The blast radius would be between two and three hundred metres, enough to cause considerable damage, said Lapin.

Its unclear how often "suicide tanks" were used in battle. However, a different group of foreign media visiting the recently liberated city of Deir ez Zor claimed they were told such tanks had been used by ISIS as part of the campaign for that city.

Lapin said Syrian forces also discovered hundreds of metres of underground tunnels in Okeirbat, connecting strategically sensitive areas, but he said they were too dangerous to visit because most were still heavily mined.

Fighting 'day and night'

The entrance to what was once an ISIS courthouse. (Corinne Seminoff/CBC)

Russia, which is heavily supporting the government forces of Syrian dictator Bashar al-Assad through airstrikes and advisers on the ground, claims up to 35 ISIS militants worked at the Okeirbat facility.

In total, up to 1,200 ISIS fighters may have been based in the community.

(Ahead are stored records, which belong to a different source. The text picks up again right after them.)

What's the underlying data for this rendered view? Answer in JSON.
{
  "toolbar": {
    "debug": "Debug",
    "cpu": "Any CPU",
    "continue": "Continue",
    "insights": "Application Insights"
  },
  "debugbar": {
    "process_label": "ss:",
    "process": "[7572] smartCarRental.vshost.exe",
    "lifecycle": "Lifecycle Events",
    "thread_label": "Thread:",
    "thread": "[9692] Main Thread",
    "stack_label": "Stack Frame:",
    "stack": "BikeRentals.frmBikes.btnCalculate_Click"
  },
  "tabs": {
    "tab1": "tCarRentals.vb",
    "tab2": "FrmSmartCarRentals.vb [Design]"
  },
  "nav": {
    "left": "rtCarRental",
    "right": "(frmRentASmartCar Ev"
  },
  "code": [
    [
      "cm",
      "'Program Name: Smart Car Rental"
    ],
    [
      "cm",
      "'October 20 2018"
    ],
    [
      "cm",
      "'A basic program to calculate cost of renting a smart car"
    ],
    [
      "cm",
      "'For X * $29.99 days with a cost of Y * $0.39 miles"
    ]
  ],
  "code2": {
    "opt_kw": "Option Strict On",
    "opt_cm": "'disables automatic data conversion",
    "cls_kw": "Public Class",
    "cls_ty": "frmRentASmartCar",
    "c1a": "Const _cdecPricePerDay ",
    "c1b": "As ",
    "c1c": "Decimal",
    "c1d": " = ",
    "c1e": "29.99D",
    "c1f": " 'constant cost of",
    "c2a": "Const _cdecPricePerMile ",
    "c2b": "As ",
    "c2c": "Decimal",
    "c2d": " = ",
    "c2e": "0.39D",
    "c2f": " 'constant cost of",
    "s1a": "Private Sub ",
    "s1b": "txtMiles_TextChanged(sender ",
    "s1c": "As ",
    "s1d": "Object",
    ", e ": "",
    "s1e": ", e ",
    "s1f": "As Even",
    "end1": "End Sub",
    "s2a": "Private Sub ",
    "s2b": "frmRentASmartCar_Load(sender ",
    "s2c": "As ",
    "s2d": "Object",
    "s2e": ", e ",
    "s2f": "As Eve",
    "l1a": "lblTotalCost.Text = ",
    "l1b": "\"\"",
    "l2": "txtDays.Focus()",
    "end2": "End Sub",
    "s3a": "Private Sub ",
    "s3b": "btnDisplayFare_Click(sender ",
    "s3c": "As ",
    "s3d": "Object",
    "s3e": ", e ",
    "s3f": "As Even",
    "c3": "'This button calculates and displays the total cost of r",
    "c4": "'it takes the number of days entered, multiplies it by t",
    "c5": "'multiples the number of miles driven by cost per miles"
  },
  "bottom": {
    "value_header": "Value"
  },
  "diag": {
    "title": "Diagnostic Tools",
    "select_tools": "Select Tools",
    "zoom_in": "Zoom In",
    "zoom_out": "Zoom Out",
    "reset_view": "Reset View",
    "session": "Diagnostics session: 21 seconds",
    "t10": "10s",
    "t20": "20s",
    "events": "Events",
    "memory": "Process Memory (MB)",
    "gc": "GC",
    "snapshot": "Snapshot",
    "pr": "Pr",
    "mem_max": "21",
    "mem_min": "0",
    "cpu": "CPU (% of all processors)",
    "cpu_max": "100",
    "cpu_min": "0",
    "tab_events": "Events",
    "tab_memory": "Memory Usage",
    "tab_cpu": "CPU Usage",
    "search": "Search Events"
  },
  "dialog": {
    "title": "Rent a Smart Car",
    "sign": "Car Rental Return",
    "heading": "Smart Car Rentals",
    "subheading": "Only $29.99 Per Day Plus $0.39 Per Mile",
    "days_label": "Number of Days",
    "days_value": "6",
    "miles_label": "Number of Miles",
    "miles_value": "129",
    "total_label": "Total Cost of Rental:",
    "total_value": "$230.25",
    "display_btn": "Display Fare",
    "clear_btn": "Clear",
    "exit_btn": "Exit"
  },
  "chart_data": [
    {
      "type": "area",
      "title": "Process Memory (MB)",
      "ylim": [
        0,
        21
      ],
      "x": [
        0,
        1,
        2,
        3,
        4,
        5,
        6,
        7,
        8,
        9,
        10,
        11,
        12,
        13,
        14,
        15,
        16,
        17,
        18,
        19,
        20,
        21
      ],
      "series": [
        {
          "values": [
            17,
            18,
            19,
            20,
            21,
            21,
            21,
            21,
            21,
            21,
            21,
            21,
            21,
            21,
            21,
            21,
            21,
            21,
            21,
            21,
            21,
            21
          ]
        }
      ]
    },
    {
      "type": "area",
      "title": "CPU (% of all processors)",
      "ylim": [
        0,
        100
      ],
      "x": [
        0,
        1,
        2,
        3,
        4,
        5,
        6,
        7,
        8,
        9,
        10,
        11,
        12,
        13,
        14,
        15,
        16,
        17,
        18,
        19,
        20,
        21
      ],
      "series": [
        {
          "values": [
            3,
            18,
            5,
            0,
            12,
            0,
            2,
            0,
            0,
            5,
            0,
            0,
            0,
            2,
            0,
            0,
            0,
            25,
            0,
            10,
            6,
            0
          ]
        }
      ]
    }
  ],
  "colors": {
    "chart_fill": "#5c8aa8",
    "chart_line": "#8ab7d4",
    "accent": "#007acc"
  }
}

Russia claims it has destroyed 49 ISIS tanks and 157 armed pickup trucks.

Russian officials say capturing Okeirbat was key because it opened the path to relieving the ISIS siege of the eastern city of Deir ez Zor.

"Destroying the enemy went on day and night without interruption," Lapin said, adding the militants had to practically be driven out of every house.

At least one other ISIS "tank factory" was discovered — in Iraq  — but Russia clearly felt the one in Okeirbat was something worth showing off.

They flew foreign media to a site outside Aleppo and then drove for five hours through the desert in a heavily guarded armoured convoy to reach the location.

'Suicide tanks' had their turrets removed so they could be packed with explosives and detonated by the driver. (Chris Brown/CBC)

Though Okeirbat is empty of residents and in Syrian government hands, the battle clearly was still being waged nearby.

Thuds of incoming mortar fire shook the ground as journalists were hurriedly taken around the town.

Russian officials also showed off what they claim was a courthouse in Okeirbatwhere ISIS enforced strict sharia law. 

CBC News saw a room full of burned documents which the Russians say ISIS tried to destroy as they left.

They also said executions were held on the site although it was unclear how many.

An abandoned ISIS tank factory in Syria is explored by CBC's Chris Brown. 1:42

Gruelling Tour

Russia's military invited selected foreign media to see their operations in Syria and for the past week, have led them on a gruelling tour of the country, which also included a trip in the Mediterranean Sea to witness the launch of cruise missiles from a Russian submarine.

The tour is meant to highlight both the military and humanitarian aspects of Russia's involvement in Syria — and to contrast it with what Russia says is the West's indifference.

Human rights groups maintain Russia's bombing campaign against ISIS has also killed many civilians — a suggestion that has been either dismissed or simply not addressed by Russian officials on the media tour.

About the Author

Chris Brown

Moscow Correspondent

Chris Brown is a foreign correspondent based in the CBC’s Moscow bureau. Previously a national reporter for CBC News on radio, TV and online, Chris has a passion for great stories and has travelled all over Canada and the world to find them.